### Task brief
Find the word "icon" in the listing below. Copy every line that has it.

..........

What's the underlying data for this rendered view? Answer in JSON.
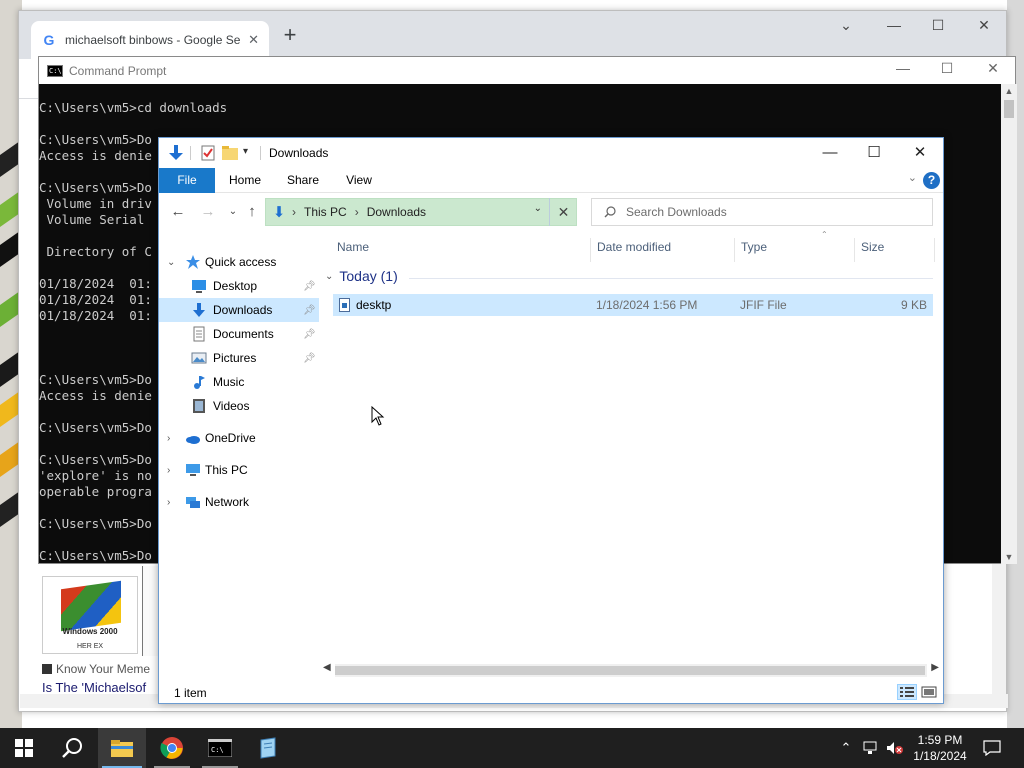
{
  "chrome": {
    "tab_title": "michaelsoft binbows - Google Se",
    "result_source": "Know Your Meme",
    "result_title": "Is The 'Michaelsof",
    "thumb_caption": "Windows 2000",
    "thumb_subcaption": "HER EX"
  },
  "cmd": {
    "title": "Command Prompt",
    "lines": [
      "C:\\Users\\vm5>cd downloads",
      "",
      "C:\\Users\\vm5>Do",
      "Access is denie",
      "",
      "C:\\Users\\vm5>Do",
      " Volume in driv",
      " Volume Serial",
      "",
      " Directory of C",
      "",
      "01/18/2024  01:",
      "01/18/2024  01:",
      "01/18/2024  01:",
      "",
      "",
      "",
      "C:\\Users\\vm5>Do",
      "Access is denie",
      "",
      "C:\\Users\\vm5>Do",
      "",
      "C:\\Users\\vm5>Do",
      "'explore' is no",
      "operable progra",
      "",
      "C:\\Users\\vm5>Do",
      "",
      "C:\\Users\\vm5>Do"
    ]
  },
  "explorer": {
    "title": "Downloads",
    "ribbon_tabs": [
      "File",
      "Home",
      "Share",
      "View"
    ],
    "address": {
      "crumbs": [
        "This PC",
        "Downloads"
      ]
    },
    "search_placeholder": "Search Downloads",
    "nav": [
      {
        "label": "Quick access",
        "icon": "star-icon",
        "pinned": false
      },
      {
        "label": "Desktop",
        "icon": "desktop-icon",
        "pinned": true
      },
      {
        "label": "Downloads",
        "icon": "download-icon",
        "pinned": true,
        "selected": true
      },
      {
        "label": "Documents",
        "icon": "documents-icon",
        "pinned": true
      },
      {
        "label": "Pictures",
        "icon": "pictures-icon",
        "pinned": true
      },
      {
        "label": "Music",
        "icon": "music-icon",
        "pinned": false
      },
      {
        "label": "Videos",
        "icon": "videos-icon",
        "pinned": false
      },
      {
        "label": "OneDrive",
        "icon": "cloud-icon",
        "pinned": false
      },
      {
        "label": "This PC",
        "icon": "computer-icon",
        "pinned": false
      },
      {
        "label": "Network",
        "icon": "network-icon",
        "pinned": false
      }
    ],
    "columns": [
      "Name",
      "Date modified",
      "Type",
      "Size"
    ],
    "group_label": "Today (1)",
    "files": [
      {
        "name": "desktp",
        "date": "1/18/2024 1:56 PM",
        "type": "JFIF File",
        "size": "9 KB"
      }
    ],
    "status": "1 item"
  },
  "taskbar": {
    "time": "1:59 PM",
    "date": "1/18/2024"
  },
  "colors": {
    "accent": "#1979ca",
    "selection": "#cce8ff",
    "address_bg": "#cbe8cf",
    "taskbar": "#1f1f1f"
  }
}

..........

### Output for this exercise
        "icon": "star-icon",
        "icon": "desktop-icon",
        "icon": "download-icon",
        "icon": "documents-icon",
        "icon": "pictures-icon",
        "icon": "music-icon",
        "icon": "videos-icon",
        "icon": "cloud-icon",
        "icon": "computer-icon",
        "icon": "network-icon",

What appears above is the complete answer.